“The Ultramind Solution” contends that revising your diet–changing your nutritional intake–can often make a huge difference in these symptoms. Dr. Hyman’s recommendations focus both on weeding out elements that adversely affect the system (too much sugar, poorly chosen carbs, alcohol, cigarettes), and sticking to a menu of what’s good, especially what’s good for brain function: 1) omega fatty acids (found in salmon, sardines, flaxseed); 2) amino acid sources (nuts, lean meats); 3) high-quality carbs (for example, beans, peas, and lentils); 4) phyto-nutrients (plant foods containing antioxidants and other helpful substances, like blueberries, cilantro, etc.).

Finally, Dr. Hyman observes that, since more than 90% of Americans don’t get adequate nutrients from food (a finding of an often-cited US government survey), people realistically will need to supplement at least periodically in several key categories: 1) a multivitamin; 2) fish oil (omega fatty acids); 3) Calcium/Magnesium; 3) Vitamin D; 4) B complex vitamins; 5) probiotics (for good digestion/absorption of nutrients); and 6) occasionally a sleep aid like melatonin to insure a good amount of rest.

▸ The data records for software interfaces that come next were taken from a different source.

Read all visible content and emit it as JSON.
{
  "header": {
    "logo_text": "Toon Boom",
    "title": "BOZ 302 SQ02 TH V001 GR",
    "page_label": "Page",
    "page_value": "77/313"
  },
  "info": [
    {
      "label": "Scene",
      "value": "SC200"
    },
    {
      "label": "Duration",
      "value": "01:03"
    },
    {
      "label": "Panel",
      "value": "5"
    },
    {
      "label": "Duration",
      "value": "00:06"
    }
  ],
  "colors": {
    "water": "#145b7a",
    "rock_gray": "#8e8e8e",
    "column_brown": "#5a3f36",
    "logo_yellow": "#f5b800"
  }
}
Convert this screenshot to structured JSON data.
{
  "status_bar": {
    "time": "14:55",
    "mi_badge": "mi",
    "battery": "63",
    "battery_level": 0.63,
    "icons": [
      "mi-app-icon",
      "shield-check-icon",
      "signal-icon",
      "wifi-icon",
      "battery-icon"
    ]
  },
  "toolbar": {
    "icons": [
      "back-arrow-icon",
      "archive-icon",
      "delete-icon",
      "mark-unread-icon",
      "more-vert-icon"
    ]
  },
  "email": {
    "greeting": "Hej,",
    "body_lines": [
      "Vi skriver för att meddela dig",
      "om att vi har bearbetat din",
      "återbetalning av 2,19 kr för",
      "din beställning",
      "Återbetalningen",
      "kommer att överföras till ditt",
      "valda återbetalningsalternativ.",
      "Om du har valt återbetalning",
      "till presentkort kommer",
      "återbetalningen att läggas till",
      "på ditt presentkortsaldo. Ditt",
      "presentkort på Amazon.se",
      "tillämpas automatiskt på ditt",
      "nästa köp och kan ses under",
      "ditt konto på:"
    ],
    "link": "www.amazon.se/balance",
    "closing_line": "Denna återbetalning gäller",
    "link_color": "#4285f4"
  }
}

Here are some NYBC suggestions for supplementing in the categories recommended by Dr. Hyman:

Multivitamins: Added protection with Iron (Douglas) ; Added Protection without Iron (Douglas) – recommended for those with liver conditions; Opti-Pack – iron-free (SuperNutrition); Super Immune Multivitamin – iron-free (SuperNutrition)

Fish oil: Max DHA (Jarrow); ProOmega (Nordic Naturals) 60 caps; ProOmega (Nordic Naturals) 180 caps;

For Calcium, Magnesium, Vitamin D, NYBC recommends Bone-Up (Jarrow), which provides all three nutrients in the most useful dosages.

B complex vitamins: B-right (Jarrow)

Probiotics: NYBC recommends Jarrodophilus EPS (Jarrow) because it doesn’t require refrigeration. But other probiotics may be useful as well–see the Probiotics entry on the NYBC website.

NYBC also stocks Melatonin in several formats.

See Dr. Hyman on Martha Stewart:
http://www.marthastewart.com/portal/site/mslo/menuitem.3a0656639de62ad593598e10d373a0a0/?vgnextoid=0f545e9ea969e110VgnVCM1000003d370a0aRCRD&vgnextfmt=default